Stack of Bibles

Obama swore on “a stack of Bibles” when taking the oath of office for a second term as president of the United States. 

For this historic moment, President Obama chose two Bibles–one associated with Abraham Lincoln, and the other with Martin Luther King Jr.  While we know something about these famous men, what do we actually know about their Bibles? In this insightful essay, Seth Perry gives a brief history of these two Bibles, and how they were used (or not used) by President Lincoln and Dr. King.

Written by Seth Perry, guest contributor 

This article was originally published January 23, 2013 on The Junto, a blog dedicated to the study of early American history. 


As has been widely reported, on Monday President Obama swore on a stack of bibles to uphold the Constitution. On one hand, maybe doubling-up on the sacred iconography will reassure those on the right who doubt the President’s sincerity, but the primary purpose was to honor two periods of American history simultaneously. This year marks the 150th anniversary of the Emancipation Proclamation and the 50th anniversary of the March on Washington, and the bibles were direct material links to those eras: one was the bible on which Abraham Lincoln took the oath of office in 1861, and the other belonged to Dr. Martin Luther King, Jr.

United in this one event, they are very different books. The Lincoln bible has, for all intents and purposes, never been used.  It was purchased specifically for the inauguration by William Thomas Carroll, clerk of the Supreme Court at the time of Lincoln’s first swearing-in, and it seems clear enough that Carroll chose it because it looked the part: the Library of Congress reports that it is “bound in burgundy velvet with a gilt metal rim around the outside edges” and that it has an embossed metal shield on the cover announcing that it is, in fact, a Holy Bible. (All other trappings of authority aside, though, the Lincoln bible is very small. Watching poor Jill Biden supporting the massive Biden family bible with two arms as her husband recited his oath, we can acknowledge the wisdom of Carroll’s concession to convenience and portability.)

The Lincoln bible was then, as it is now, a display piece. Bought new for the inauguration, it immediately became an artifact not of Lincoln’s or anyone else’s bible reading, but of this one event (there are other Lincoln bibles, books that the bible-soaked President might actually have spent time reading; this isn’t one of them). After the ceremony, Carroll inscribed the book with a note and a seal certifying its use at the inauguration, and then he presented it as a gift to his wife. One way or another, it eventually found its way to the Lincoln family and then to the Library of Congress.

The King bible, on the other hand, was not a display piece during its era, but a working book.  It was made to be used – it has tabbed pages for quick reference, an innovation that came after the Lincoln bible’s time.

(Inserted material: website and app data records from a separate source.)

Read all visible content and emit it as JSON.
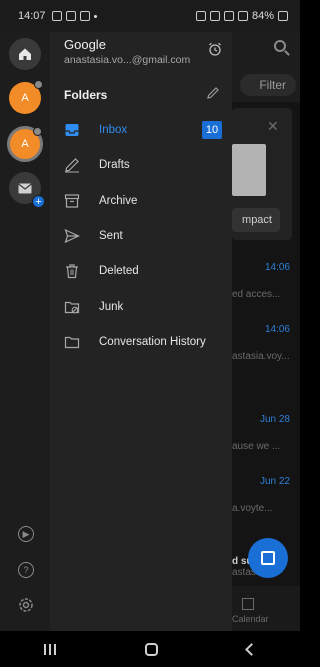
{
  "status_bar": {
    "time": "14:07",
    "battery": "84%"
  },
  "account": {
    "name": "Google",
    "email": "anastasia.vo...@gmail.com",
    "avatar_initial": "A"
  },
  "folders": {
    "title": "Folders",
    "items": [
      {
        "label": "Inbox",
        "count": "10",
        "icon": "inbox-icon",
        "active": true
      },
      {
        "label": "Drafts",
        "icon": "drafts-icon"
      },
      {
        "label": "Archive",
        "icon": "archive-icon"
      },
      {
        "label": "Sent",
        "icon": "sent-icon"
      },
      {
        "label": "Deleted",
        "icon": "trash-icon"
      },
      {
        "label": "Junk",
        "icon": "junk-icon"
      },
      {
        "label": "Conversation History",
        "icon": "folder-icon"
      }
    ]
  },
  "background": {
    "filter_label": "Filter",
    "card_button": "mpact",
    "rows": [
      {
        "date": "14:06",
        "snippet": "ed acces..."
      },
      {
        "date": "14:06",
        "snippet": "astasia.voy..."
      },
      {
        "date": "Jun 28",
        "snippet": "ause we ..."
      },
      {
        "date": "Jun 22",
        "snippet": "a.voyte..."
      }
    ],
    "bottom_snippet_1": "d su",
    "bottom_snippet_2": "astasia.",
    "calendar_label": "Calendar"
  },
  "colors": {
    "accent": "#1a6fd6",
    "active_text": "#2f8cf0",
    "avatar": "#f28c28",
    "drawer_bg": "#232323"
  }
}
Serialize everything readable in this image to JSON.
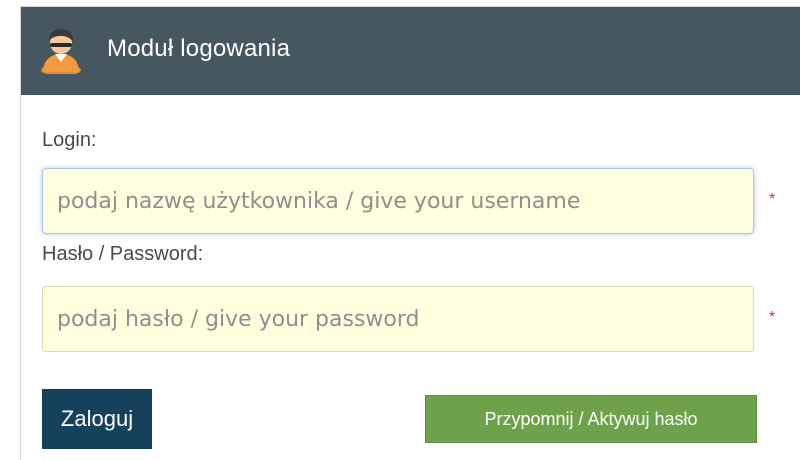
{
  "header": {
    "title": "Moduł logowania",
    "icon": "user-avatar-icon"
  },
  "form": {
    "login_label": "Login:",
    "login_placeholder": "podaj nazwę użytkownika / give your username",
    "login_value": "",
    "password_label": "Hasło / Password:",
    "password_placeholder": "podaj hasło / give your password",
    "password_value": "",
    "required_marker": "*"
  },
  "buttons": {
    "login_label": "Zaloguj",
    "remind_label": "Przypomnij / Aktywuj hasło"
  },
  "colors": {
    "header_bg": "#47575f",
    "input_bg": "#ffffe0",
    "login_button_bg": "#16415d",
    "remind_button_bg": "#6ea24a",
    "required_color": "#d9342b"
  }
}
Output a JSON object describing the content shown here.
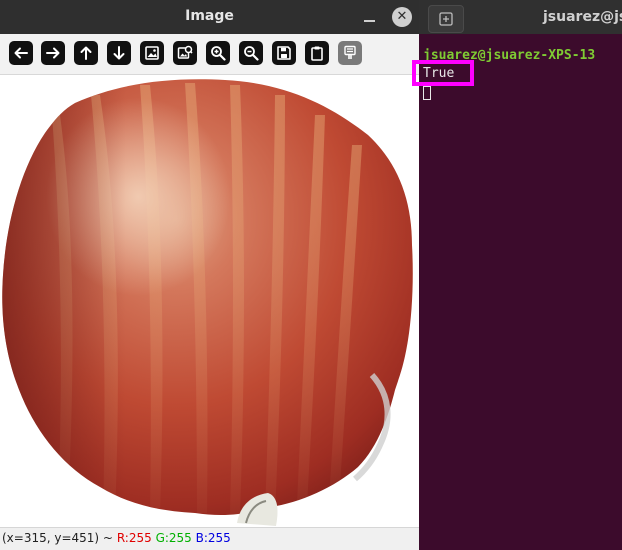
{
  "image_window": {
    "title": "Image",
    "toolbar": [
      {
        "name": "pan-left-icon"
      },
      {
        "name": "pan-right-icon"
      },
      {
        "name": "pan-up-icon"
      },
      {
        "name": "pan-down-icon"
      },
      {
        "name": "zoom-fit-icon"
      },
      {
        "name": "zoom-original-icon"
      },
      {
        "name": "zoom-in-icon"
      },
      {
        "name": "zoom-out-icon"
      },
      {
        "name": "save-icon"
      },
      {
        "name": "clipboard-icon"
      },
      {
        "name": "properties-icon"
      }
    ],
    "status": {
      "coords": "(x=315, y=451) ~",
      "r": "R:255",
      "g": "G:255",
      "b": "B:255"
    }
  },
  "terminal": {
    "title": "jsuarez@js",
    "prompt": "jsuarez@jsuarez-XPS-13",
    "output": "True",
    "colors": {
      "background": "#3c0b2c",
      "prompt": "#7fcc33",
      "highlight": "#ff00ff"
    }
  }
}
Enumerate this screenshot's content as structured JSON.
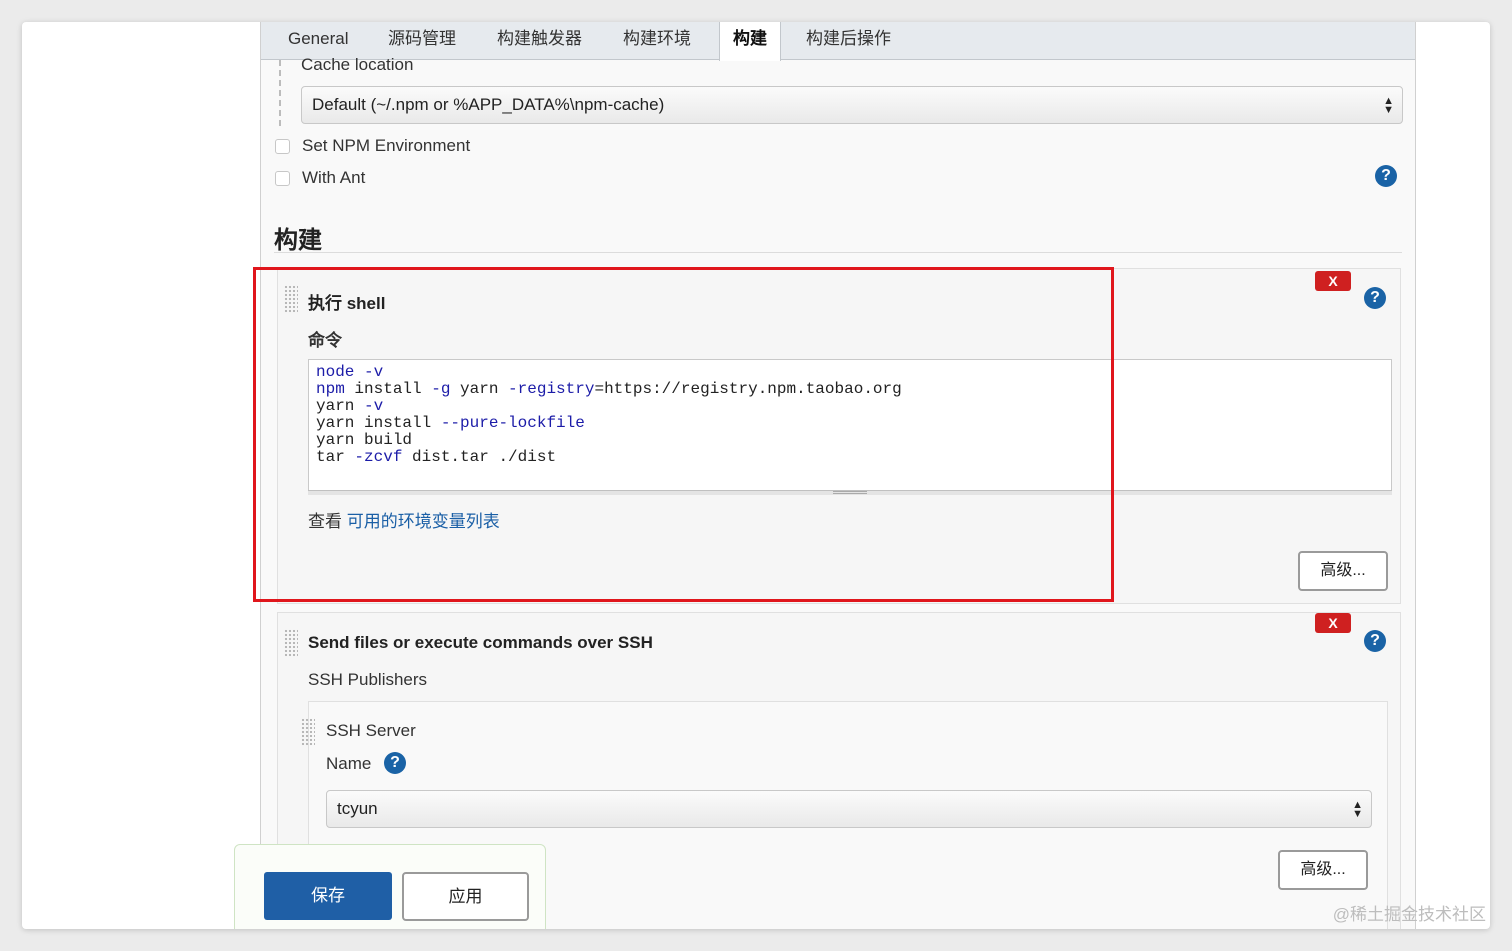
{
  "tabs": [
    "General",
    "源码管理",
    "构建触发器",
    "构建环境",
    "构建",
    "构建后操作"
  ],
  "active_tab": "构建",
  "npm": {
    "cache_label": "Cache location",
    "cache_value": "Default (~/.npm or %APP_DATA%\\npm-cache)",
    "set_env_label": "Set NPM Environment",
    "with_ant_label": "With Ant"
  },
  "build": {
    "section_title": "构建",
    "shell_step": {
      "title": "执行 shell",
      "command_label": "命令",
      "command_lines": [
        "node -v",
        "npm install -g yarn -registry=https://registry.npm.taobao.org",
        "yarn -v",
        "yarn install --pure-lockfile",
        "yarn build",
        "tar -zcvf dist.tar ./dist"
      ],
      "env_prefix": "查看",
      "env_link": "可用的环境变量列表",
      "advanced_label": "高级..."
    },
    "ssh_step": {
      "title": "Send files or execute commands over SSH",
      "publishers_label": "SSH Publishers",
      "server_label": "SSH Server",
      "name_label": "Name",
      "name_value": "tcyun",
      "advanced_label": "高级..."
    },
    "delete_label": "X",
    "help_glyph": "?"
  },
  "footer": {
    "save_label": "保存",
    "apply_label": "应用"
  },
  "watermark": "@稀土掘金技术社区",
  "colors": {
    "highlight_box": "#e0161c",
    "primary_button": "#1f5fa6",
    "delete_button": "#cf2020",
    "help_icon": "#1a63a6"
  }
}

It is referred to as King’s “traveling bible,” and bears its scars accordingly… 

Click here to read the full article.  

Mr. Perry recently participated as a respondent to a Timely Talk at the ICJS on “Mormonism and Other Religions.” He is a Ph.D. candidate at the University of Chicago Divinity School and a Mellon Fellow in Early American Literature and Material Texts at the University of Pennsylvania’s McNeil Center for Early American Studies. His dissertation explores the creation of religious authority in early-national America, focusing on the form and content of American printed Bibles and the practices of reading and usage they inspired.